*Your goal*:
From the entries below, pull out each line where "JSON" appears.

*Entries from a dataset of interfaces*:
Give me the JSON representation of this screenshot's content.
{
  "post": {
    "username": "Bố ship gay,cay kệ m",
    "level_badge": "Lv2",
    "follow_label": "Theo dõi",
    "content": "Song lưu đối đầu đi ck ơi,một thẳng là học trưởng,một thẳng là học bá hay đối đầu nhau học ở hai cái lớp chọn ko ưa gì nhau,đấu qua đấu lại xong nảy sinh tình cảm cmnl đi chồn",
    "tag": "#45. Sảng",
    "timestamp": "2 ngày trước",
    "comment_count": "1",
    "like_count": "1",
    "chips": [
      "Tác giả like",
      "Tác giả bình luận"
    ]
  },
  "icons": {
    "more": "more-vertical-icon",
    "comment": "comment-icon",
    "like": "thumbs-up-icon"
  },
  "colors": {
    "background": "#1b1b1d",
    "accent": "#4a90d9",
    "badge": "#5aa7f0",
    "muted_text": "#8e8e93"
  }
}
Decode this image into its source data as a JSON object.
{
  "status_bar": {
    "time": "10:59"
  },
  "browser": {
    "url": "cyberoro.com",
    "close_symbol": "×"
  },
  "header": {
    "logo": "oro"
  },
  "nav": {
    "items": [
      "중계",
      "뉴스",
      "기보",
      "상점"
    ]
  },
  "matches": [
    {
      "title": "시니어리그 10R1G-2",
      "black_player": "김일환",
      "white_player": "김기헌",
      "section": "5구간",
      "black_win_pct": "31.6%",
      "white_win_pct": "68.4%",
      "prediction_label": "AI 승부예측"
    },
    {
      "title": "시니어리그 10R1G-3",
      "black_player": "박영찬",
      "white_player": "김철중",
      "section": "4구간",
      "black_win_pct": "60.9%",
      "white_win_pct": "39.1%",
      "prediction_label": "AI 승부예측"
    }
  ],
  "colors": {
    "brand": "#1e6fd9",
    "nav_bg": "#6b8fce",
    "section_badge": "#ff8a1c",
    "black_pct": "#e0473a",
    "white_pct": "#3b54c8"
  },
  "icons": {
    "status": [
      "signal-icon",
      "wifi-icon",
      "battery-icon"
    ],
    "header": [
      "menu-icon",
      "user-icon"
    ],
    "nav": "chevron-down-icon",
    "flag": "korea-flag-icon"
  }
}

*Expected answer*:
Give me the JSON representation of this screenshot's content.
Decode this image into its source data as a JSON object.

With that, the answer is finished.